The judgment of Justice Reeves handed down on 6 September 2012 in the Federal Court decision of Superior IP International Pty Ltd v Ahearn Fox Patent and Trade Mark Attorneys (No 2) [2012] FCA 977 is the first judicial consideration of the costs consequences of failing to file a ‘genuine steps statement’ as required by the Civil Dispute Resolution Act 2011 (Cth) (CDR Act).

The primary judgment

The substantive issue in the proceeding related to an application to set aside a statutory demand served by the Defendant. Having previously found in favour of the Plaintiff in an earlier judgment handed down in March 20121, Justice Reeves directed the parties to seek independent advice on the question of costs given the manner in which the case was conducted. In particular, the parties had made no attempt to resolve the dispute prior to the commencement of proceedings and no “genuine steps statement” had been filed pursuant to the CDR Act and the Federal Court Rules 2011.

Determination of the issue of costs

Despite foreshadowing serious cost implications in its primary judgment, the Court exercised its discretion not to award costs against the Plaintiff or against either of the lawyers with conduct of the litigation.

The reasons provided by the Court for adopting this approach included the special and unusual features of responding to a statutory demand under the Corporations Act 2001 (Cth) (Corporations Act), the fact that the Plaintiff was unrepresented at the time it commenced proceedings and the fact that neither party sought to recover its costs from its lawyers.

Of the reasons provided, the Court placed most weight on the special and unusual nature of an application to set aside the statutory demand under section 459G of Corporations Act 2001 (Cth). In accordance with the legislative framework, once a company has been served with a statutory demand, there is only a short period of time in which the company can apply under section 459G of the Act to set aside the demand.

After also highlighting the significant ramifications which flow from the service of a statutory demand, Justice Reeves held that it is “somewhat unrealistic and incongruous” to take genuine steps to resolve the dispute under the CDR Act at such an advanced stage of the statutory demand proceedings and in such a fraught situation for the plaintiff company [at 10].

His Honour also took into account the fact that the Plaintiff was self represented at the time it made its application, suggesting that its ignorance of the provisions of the CDR Act was “perhaps understandable” [at 11].

Ultimately, the only order for costs was for the Defendant to pay the Plaintiff an amount equal to the cost of the filing fee for its application.
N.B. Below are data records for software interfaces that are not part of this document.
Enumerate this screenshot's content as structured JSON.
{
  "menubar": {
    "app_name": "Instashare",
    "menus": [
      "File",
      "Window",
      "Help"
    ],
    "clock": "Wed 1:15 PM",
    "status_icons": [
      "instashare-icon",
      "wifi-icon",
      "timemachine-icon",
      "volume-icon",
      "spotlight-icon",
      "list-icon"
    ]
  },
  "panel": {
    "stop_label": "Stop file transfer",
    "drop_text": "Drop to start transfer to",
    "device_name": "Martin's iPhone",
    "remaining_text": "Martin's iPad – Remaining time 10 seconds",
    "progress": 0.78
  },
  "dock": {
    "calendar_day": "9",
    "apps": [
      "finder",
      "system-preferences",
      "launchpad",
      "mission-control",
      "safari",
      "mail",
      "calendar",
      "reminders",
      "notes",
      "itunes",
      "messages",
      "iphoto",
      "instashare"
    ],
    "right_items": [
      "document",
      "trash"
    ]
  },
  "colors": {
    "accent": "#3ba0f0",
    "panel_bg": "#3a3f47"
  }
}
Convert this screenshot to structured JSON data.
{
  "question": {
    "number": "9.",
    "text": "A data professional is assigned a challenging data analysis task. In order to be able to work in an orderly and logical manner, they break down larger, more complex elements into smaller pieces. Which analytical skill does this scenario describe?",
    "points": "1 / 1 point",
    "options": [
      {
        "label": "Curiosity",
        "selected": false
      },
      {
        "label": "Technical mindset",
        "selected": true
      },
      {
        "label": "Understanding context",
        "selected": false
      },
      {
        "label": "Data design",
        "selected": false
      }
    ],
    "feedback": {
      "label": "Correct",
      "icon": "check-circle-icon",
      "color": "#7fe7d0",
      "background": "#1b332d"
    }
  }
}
Critically, Justice Reeves also observed that, if it were not for the fact that both clients had expressly rejected the opportunity to seek to recover their costs against their lawyers His Honour “would have been very likely” to issue cost orders against the lawyers in an “attempt to deter lawyers from engaging in that type of conduct” [At 13].

Points to take away

Given that the arguably lenient approach adopted by the Court in this case arose from the nature of the particular application to set aside a statutory demand, this decision serves as a reminder to Australian Government agencies and their legal representatives to take heed of the obligation in the CDR Act to file a “genuine steps statement” to resolve a dispute before proceedings are commenced in any federal court.

Section 4 of the CDR Act provides guidance as to the kinds of steps which will satisfy the obligations imposed by the legislation and includes the following:

  1. notifying a prospective defendant(s) and offering to discuss how resolution of the dispute can be achieved;
  2. responding appropriately to a notification of intention to file proceedings received from another party;
  3. attempting to negotiate with the other party with a view to resolving some or all the issues in dispute, or authorising a representative to do so; and
  4. providing documentation to another party to help inform them about the dispute or facilitate a resolution.